GOAL OF THE EXERCISE
Although the entries contain pictures, write out only their text, exactly as it stands.

───── SUPPLIED ENTRIES ─────

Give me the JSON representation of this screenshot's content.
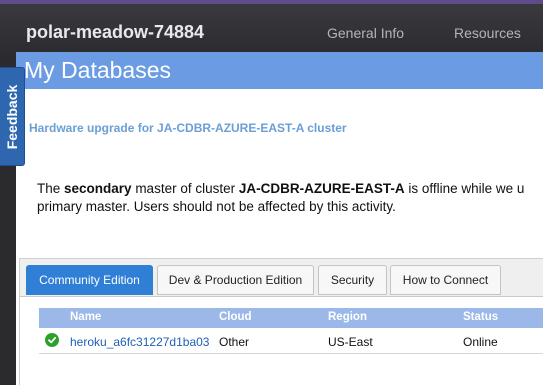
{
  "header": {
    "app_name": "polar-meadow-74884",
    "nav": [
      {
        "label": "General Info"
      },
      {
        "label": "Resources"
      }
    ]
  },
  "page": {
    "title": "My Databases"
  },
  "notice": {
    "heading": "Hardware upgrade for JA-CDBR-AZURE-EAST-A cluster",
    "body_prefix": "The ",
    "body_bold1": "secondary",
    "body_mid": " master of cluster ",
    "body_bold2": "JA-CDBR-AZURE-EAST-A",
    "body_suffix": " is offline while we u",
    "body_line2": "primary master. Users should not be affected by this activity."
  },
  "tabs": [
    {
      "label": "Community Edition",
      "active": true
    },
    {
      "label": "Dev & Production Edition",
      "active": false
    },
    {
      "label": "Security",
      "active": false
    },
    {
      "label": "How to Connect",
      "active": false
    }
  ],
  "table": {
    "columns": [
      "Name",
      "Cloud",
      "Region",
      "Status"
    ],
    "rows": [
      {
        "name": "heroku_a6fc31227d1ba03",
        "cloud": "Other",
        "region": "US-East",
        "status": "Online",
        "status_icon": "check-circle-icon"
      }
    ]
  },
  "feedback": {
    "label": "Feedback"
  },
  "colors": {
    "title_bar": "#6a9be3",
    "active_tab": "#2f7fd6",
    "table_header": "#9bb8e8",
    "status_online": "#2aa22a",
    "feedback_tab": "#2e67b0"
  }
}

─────

TASK SOLUTION
Give me the JSON representation of this screenshot's content.
{
  "header": {
    "app_name": "polar-meadow-74884",
    "nav": [
      {
        "label": "General Info"
      },
      {
        "label": "Resources"
      }
    ]
  },
  "page": {
    "title": "My Databases"
  },
  "notice": {
    "heading": "Hardware upgrade for JA-CDBR-AZURE-EAST-A cluster",
    "body_prefix": "The ",
    "body_bold1": "secondary",
    "body_mid": " master of cluster ",
    "body_bold2": "JA-CDBR-AZURE-EAST-A",
    "body_suffix": " is offline while we u",
    "body_line2": "primary master. Users should not be affected by this activity."
  },
  "tabs": [
    {
      "label": "Community Edition",
      "active": true
    },
    {
      "label": "Dev & Production Edition",
      "active": false
    },
    {
      "label": "Security",
      "active": false
    },
    {
      "label": "How to Connect",
      "active": false
    }
  ],
  "table": {
    "columns": [
      "Name",
      "Cloud",
      "Region",
      "Status"
    ],
    "rows": [
      {
        "name": "heroku_a6fc31227d1ba03",
        "cloud": "Other",
        "region": "US-East",
        "status": "Online",
        "status_icon": "check-circle-icon"
      }
    ]
  },
  "feedback": {
    "label": "Feedback"
  },
  "colors": {
    "title_bar": "#6a9be3",
    "active_tab": "#2f7fd6",
    "table_header": "#9bb8e8",
    "status_online": "#2aa22a",
    "feedback_tab": "#2e67b0"
  }
}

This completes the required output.